SG: It makes business possible. We know all of the guys contributing to the book through deviantART. Our printer, Ka-Blam, sells our book online through IndyPlanet. The internet makes self-publishing an option for anyone willing to put in the work.

12. Raygun or jetpack?

MC: I've always wanted to fly, but ever since the Rocketeer, I've been worried about burning the back of my legs. So i guess I'd go raygun...actually screw my legs, I wouldn't need them, I'd have a jetpack.

SG: Raygun. I don't like heights.

13. Domino mask or cowl and cape?

MC: Gotta go domino mask

SG: Domino mask.

14. Lone adventurer or Team leader?

MC: Lone adventurer

SG: Working in a vacuum stinks, but I don't think of myself as a leader. So I choose C.

15. Underwater or underground secret headquarters?

MC: Underground

SG: Underground. I also don't like the water.

16. Favorite movie serials...

MC: From the few that I've actually seen? I really dug the Lone Ranger when I was a kid and always like Sherlock Holmes stuff. If it counts, the Fleischer Superman cartoon STILL gets me all nostalgic.

SG: My dad used to have some VHS tapes of the first Batman serial. I always thought those were cool. I've got the Captain Marvel series on my Netflix queue. Indiana Jones counts, right?

17. Moment you understood that comics and art was what you wanted to do?

MC: I wish I could nail that down to one moment in time, but I don't remember. I think I finally resolved to that fact when I realized I couldn't draw a whole cartoon on my own.

SG: The moment I realized that the Teenage Mutant Ninja Turtles started as a comic book.

18. What's a typical work day like?

MC: Go to work, work at a hump job, come home to do the whole "wife and kids" thing, and fit in as much nerdity as possible in the gaps.

SG: I work a day job from 8-5, come home and spend time with my wife and son, and then draw or write until I can no longer see straight.

19. What more is coming from the guys at Mysterious Adventures?

MC: Without giving away anything specific...more Flying Phantom, superhero vigilantism, more mythology, more folklore, more fun.

SG: Hopefully a lot. We're collecting stuff for the Summer issue now. There's a nice Cloak story in that one. There may be other Flying Phantom and Green Ghost stories in future issues. We'll see.

Buy their pulp here.


scottygod said...

Thanks for the pub, Bill! Matt and I agreed on almost everything. That's kinda surprising.

mattcrap said...

That was great, Bill. Thanks a bunch man- your massive bribe is in the mail!


Duane Spurlock said...

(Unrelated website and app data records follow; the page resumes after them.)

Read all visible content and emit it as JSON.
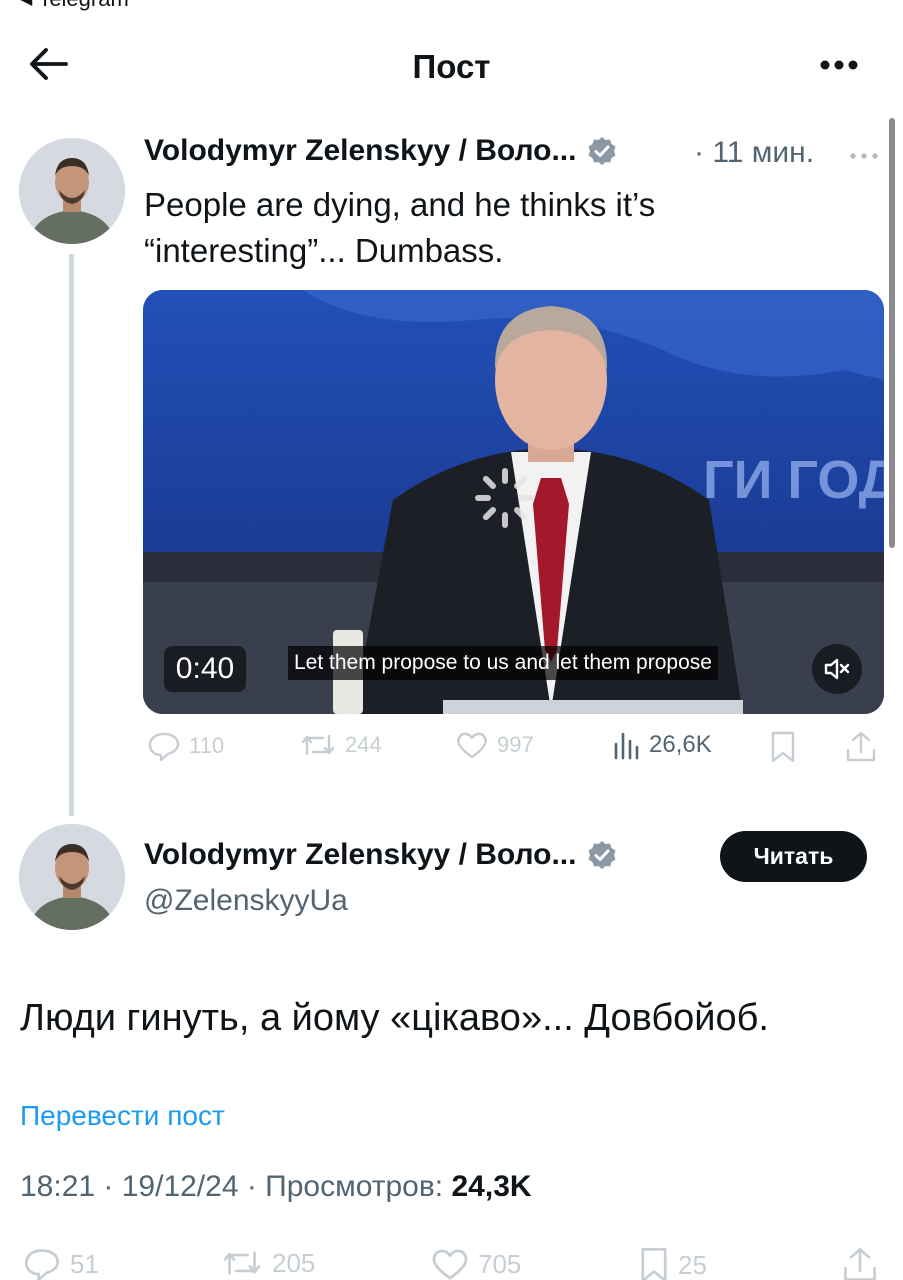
{
  "status": {
    "back_app": "Telegram"
  },
  "header": {
    "title": "Пост"
  },
  "thread_tweet": {
    "author_name": "Volodymyr Zelenskyy / Воло...",
    "time": "· 11 мин.",
    "text_line1": "People are dying, and he thinks it’s",
    "text_line2": "“interesting”... Dumbass.",
    "video": {
      "duration": "0:40",
      "subtitle": "Let them propose to us and let them propose",
      "backdrop_text": "ГИ ГОД"
    },
    "actions": {
      "replies": "110",
      "reposts": "244",
      "likes": "997",
      "views": "26,6K"
    }
  },
  "main_tweet": {
    "author_name": "Volodymyr Zelenskyy / Воло...",
    "handle": "@ZelenskyyUa",
    "follow_label": "Читать",
    "text": "Люди гинуть, а йому «цікаво»... Довбойоб.",
    "translate_label": "Перевести пост",
    "meta_time": "18:21 · 19/12/24 · Просмотров:",
    "meta_views": "24,3K",
    "actions": {
      "replies": "51",
      "reposts": "205",
      "likes": "705",
      "bookmarks": "25"
    }
  },
  "colors": {
    "link": "#1d9bf0",
    "verified": "#8b98a5",
    "text": "#0f1419",
    "muted": "#536471"
  }
}
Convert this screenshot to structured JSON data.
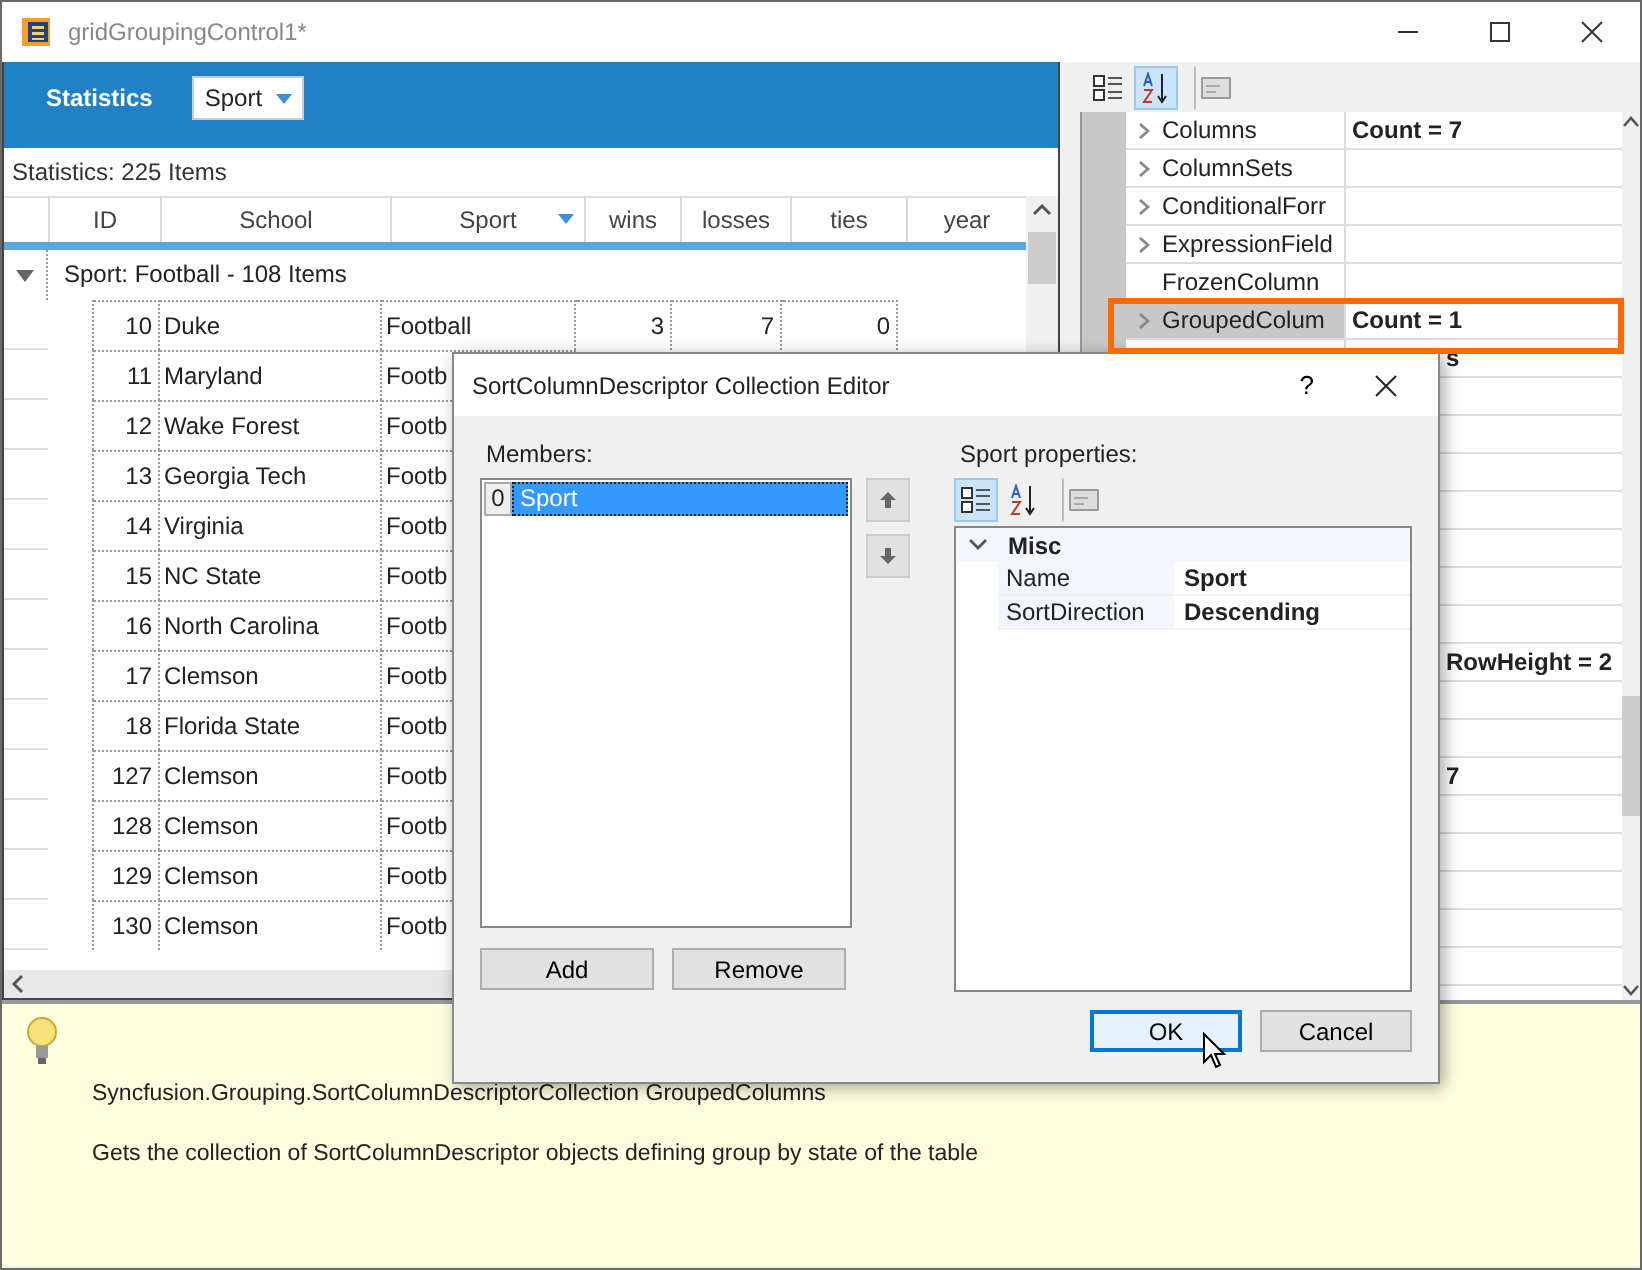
{
  "window": {
    "title": "gridGroupingControl1*"
  },
  "banner": {
    "title": "Statistics",
    "dropdown": "Sport"
  },
  "grid": {
    "caption": "Statistics: 225 Items",
    "columns": [
      {
        "label": "ID",
        "sorted": false
      },
      {
        "label": "School",
        "sorted": false
      },
      {
        "label": "Sport",
        "sorted": true
      },
      {
        "label": "wins",
        "sorted": false
      },
      {
        "label": "losses",
        "sorted": false
      },
      {
        "label": "ties",
        "sorted": false
      },
      {
        "label": "year",
        "sorted": false
      }
    ],
    "group": {
      "label": "Sport: Football - 108 Items",
      "expanded": true
    },
    "rows": [
      {
        "cells": [
          "10",
          "Duke",
          "Football",
          "3",
          "7",
          "0"
        ]
      },
      {
        "cells": [
          "11",
          "Maryland",
          "Footb"
        ]
      },
      {
        "cells": [
          "12",
          "Wake Forest",
          "Footb"
        ]
      },
      {
        "cells": [
          "13",
          "Georgia Tech",
          "Footb"
        ]
      },
      {
        "cells": [
          "14",
          "Virginia",
          "Footb"
        ]
      },
      {
        "cells": [
          "15",
          "NC State",
          "Footb"
        ]
      },
      {
        "cells": [
          "16",
          "North Carolina",
          "Footb"
        ]
      },
      {
        "cells": [
          "17",
          "Clemson",
          "Footb"
        ]
      },
      {
        "cells": [
          "18",
          "Florida State",
          "Footb"
        ]
      },
      {
        "cells": [
          "127",
          "Clemson",
          "Footb"
        ]
      },
      {
        "cells": [
          "128",
          "Clemson",
          "Footb"
        ]
      },
      {
        "cells": [
          "129",
          "Clemson",
          "Footb"
        ]
      },
      {
        "cells": [
          "130",
          "Clemson",
          "Footb"
        ]
      }
    ]
  },
  "property_grid": {
    "toolbar": [
      {
        "kind": "categorized",
        "selected": false
      },
      {
        "kind": "alphabetical",
        "selected": true
      },
      {
        "kind": "pages",
        "selected": false
      }
    ],
    "rows": [
      {
        "kind": "property",
        "name": "Columns",
        "value": "Count = 7",
        "expandable": true,
        "selected": false
      },
      {
        "kind": "property",
        "name": "ColumnSets",
        "expandable": true,
        "selected": false
      },
      {
        "kind": "property",
        "name": "ConditionalForr",
        "expandable": true,
        "selected": false
      },
      {
        "kind": "property",
        "name": "ExpressionField",
        "expandable": true,
        "selected": false
      },
      {
        "kind": "property",
        "name": "FrozenColumn",
        "expandable": false,
        "selected": false
      },
      {
        "kind": "property",
        "name": "GroupedColum",
        "value": "Count = 1",
        "expandable": true,
        "selected": true,
        "highlighted": true
      },
      {
        "kind": "covered",
        "value": "s"
      },
      {
        "kind": "covered"
      },
      {
        "kind": "covered"
      },
      {
        "kind": "covered"
      },
      {
        "kind": "covered"
      },
      {
        "kind": "covered"
      },
      {
        "kind": "covered"
      },
      {
        "kind": "covered"
      },
      {
        "kind": "covered",
        "value": "RowHeight = 2"
      },
      {
        "kind": "covered"
      },
      {
        "kind": "covered"
      },
      {
        "kind": "covered",
        "value": "7"
      },
      {
        "kind": "covered"
      },
      {
        "kind": "covered"
      },
      {
        "kind": "covered"
      },
      {
        "kind": "covered"
      },
      {
        "kind": "covered"
      }
    ]
  },
  "dialog": {
    "title": "SortColumnDescriptor Collection Editor",
    "help": "?",
    "members_label": "Members:",
    "members": [
      {
        "index": "0",
        "name": "Sport",
        "selected": true
      }
    ],
    "add": "Add",
    "remove": "Remove",
    "properties_label": "Sport properties:",
    "toolbar": [
      {
        "kind": "categorized",
        "selected": true
      },
      {
        "kind": "alphabetical",
        "selected": false
      },
      {
        "kind": "pages",
        "selected": false
      }
    ],
    "category": {
      "label": "Misc",
      "expanded": true
    },
    "properties": [
      {
        "name": "Name",
        "value": "Sport"
      },
      {
        "name": "SortDirection",
        "value": "Descending"
      }
    ],
    "ok": "OK",
    "cancel": "Cancel"
  },
  "help": {
    "title": "Syncfusion.Grouping.SortColumnDescriptorCollection GroupedColumns",
    "description": "Gets the collection of SortColumnDescriptor objects defining group by state of the table"
  }
}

Fun interview, Bill. These guys are Right On about the wonders of Silver Age comics. Every now and then, out of the blue, a Sudden Nostalgia for those things just rolls over my like a fog. And it's not just the obvious DC and Kirby Marvel stuff that pops into my head: the Wally Wood-helmed Tower Comics work really pulls at me, as does Archie Goodwin and Johnny Craig's run on Iron Man. Great work, guys!